- EXERCISE DATA:
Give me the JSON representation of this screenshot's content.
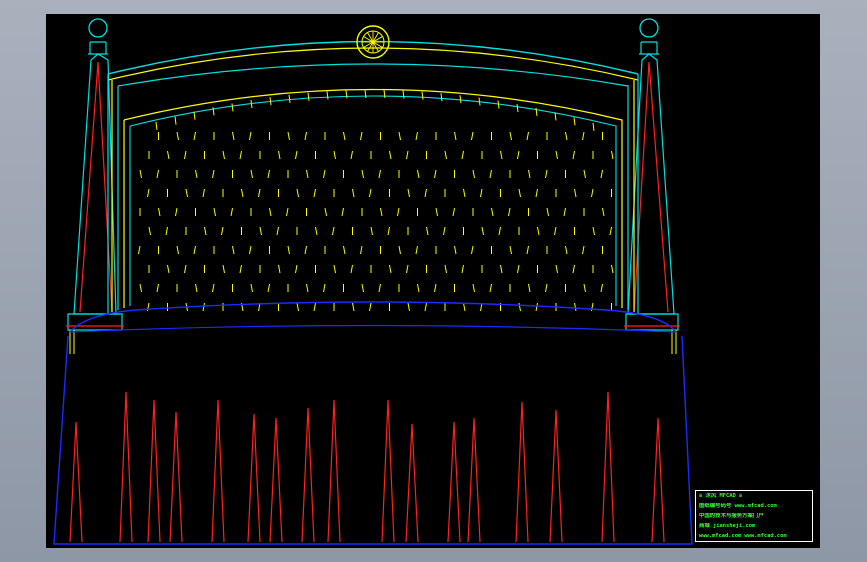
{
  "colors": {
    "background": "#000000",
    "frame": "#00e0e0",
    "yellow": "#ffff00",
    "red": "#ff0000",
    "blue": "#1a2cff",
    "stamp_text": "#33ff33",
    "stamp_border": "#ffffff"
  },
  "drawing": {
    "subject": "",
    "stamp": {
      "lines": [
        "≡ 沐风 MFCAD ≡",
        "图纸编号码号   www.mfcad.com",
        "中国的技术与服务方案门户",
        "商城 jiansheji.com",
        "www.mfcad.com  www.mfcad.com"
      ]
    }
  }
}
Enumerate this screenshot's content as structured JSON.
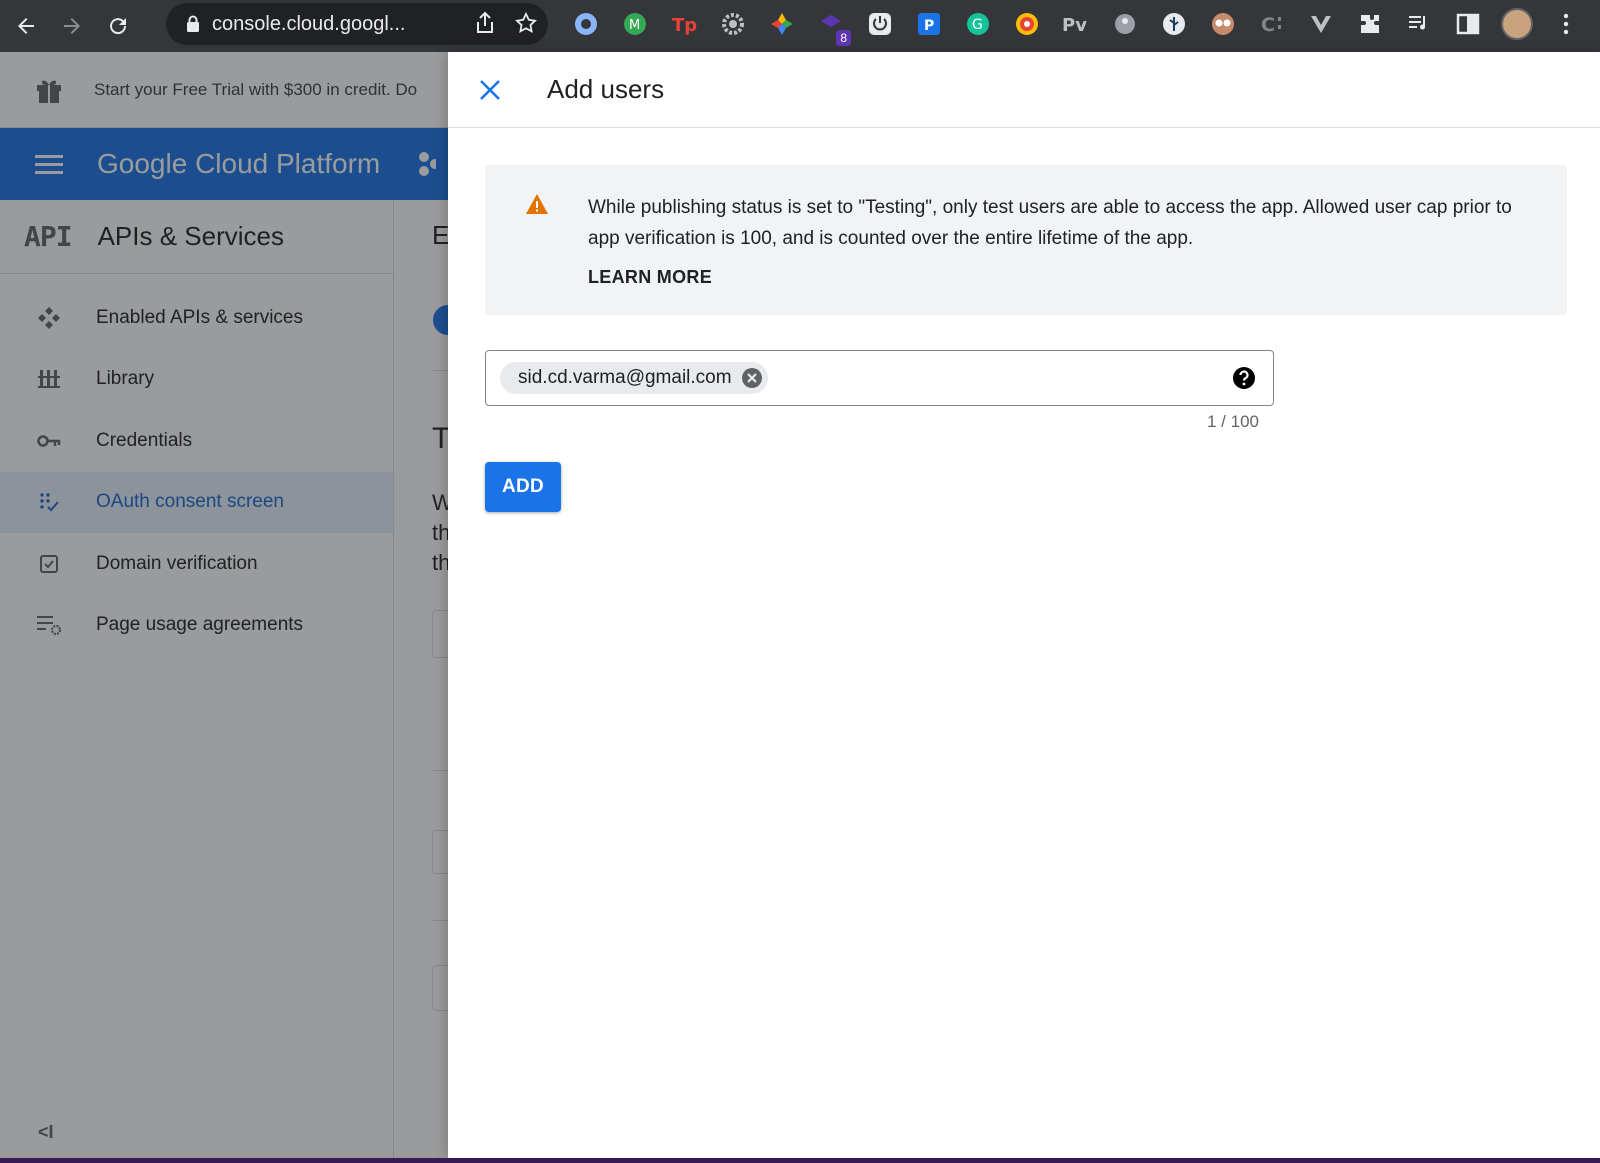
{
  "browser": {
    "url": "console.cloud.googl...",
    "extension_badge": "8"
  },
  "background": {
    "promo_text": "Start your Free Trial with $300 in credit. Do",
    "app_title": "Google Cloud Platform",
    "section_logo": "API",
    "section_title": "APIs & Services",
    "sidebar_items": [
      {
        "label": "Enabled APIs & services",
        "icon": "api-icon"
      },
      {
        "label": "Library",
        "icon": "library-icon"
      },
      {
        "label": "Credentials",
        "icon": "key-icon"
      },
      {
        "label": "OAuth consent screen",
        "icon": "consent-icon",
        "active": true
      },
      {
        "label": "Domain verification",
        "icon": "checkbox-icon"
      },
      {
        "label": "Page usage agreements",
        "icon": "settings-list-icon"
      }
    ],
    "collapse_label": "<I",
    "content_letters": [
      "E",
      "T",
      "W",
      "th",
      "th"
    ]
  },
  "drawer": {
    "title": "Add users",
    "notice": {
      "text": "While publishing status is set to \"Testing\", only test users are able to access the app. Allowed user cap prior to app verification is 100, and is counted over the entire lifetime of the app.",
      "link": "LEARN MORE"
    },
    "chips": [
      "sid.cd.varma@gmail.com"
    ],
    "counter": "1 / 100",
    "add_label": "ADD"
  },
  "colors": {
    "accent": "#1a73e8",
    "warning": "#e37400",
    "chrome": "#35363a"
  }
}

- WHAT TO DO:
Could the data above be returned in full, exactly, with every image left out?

- TASK ANSWER:
Give me the JSON representation of this screenshot's content.
{
  "colors": {
    "background": "#000000",
    "frame": "#00e0e0",
    "yellow": "#ffff00",
    "red": "#ff0000",
    "blue": "#1a2cff",
    "stamp_text": "#33ff33",
    "stamp_border": "#ffffff"
  },
  "drawing": {
    "subject": "",
    "stamp": {
      "lines": [
        "≡ 沐风 MFCAD ≡",
        "图纸编号码号   www.mfcad.com",
        "中国的技术与服务方案门户",
        "商城 jiansheji.com",
        "www.mfcad.com  www.mfcad.com"
      ]
    }
  }
}
Enumerate this screenshot's content as structured JSON.
{
  "browser": {
    "url": "console.cloud.googl...",
    "extension_badge": "8"
  },
  "background": {
    "promo_text": "Start your Free Trial with $300 in credit. Do",
    "app_title": "Google Cloud Platform",
    "section_logo": "API",
    "section_title": "APIs & Services",
    "sidebar_items": [
      {
        "label": "Enabled APIs & services",
        "icon": "api-icon"
      },
      {
        "label": "Library",
        "icon": "library-icon"
      },
      {
        "label": "Credentials",
        "icon": "key-icon"
      },
      {
        "label": "OAuth consent screen",
        "icon": "consent-icon",
        "active": true
      },
      {
        "label": "Domain verification",
        "icon": "checkbox-icon"
      },
      {
        "label": "Page usage agreements",
        "icon": "settings-list-icon"
      }
    ],
    "collapse_label": "<I",
    "content_letters": [
      "E",
      "T",
      "W",
      "th",
      "th"
    ]
  },
  "drawer": {
    "title": "Add users",
    "notice": {
      "text": "While publishing status is set to \"Testing\", only test users are able to access the app. Allowed user cap prior to app verification is 100, and is counted over the entire lifetime of the app.",
      "link": "LEARN MORE"
    },
    "chips": [
      "sid.cd.varma@gmail.com"
    ],
    "counter": "1 / 100",
    "add_label": "ADD"
  },
  "colors": {
    "accent": "#1a73e8",
    "warning": "#e37400",
    "chrome": "#35363a"
  }
}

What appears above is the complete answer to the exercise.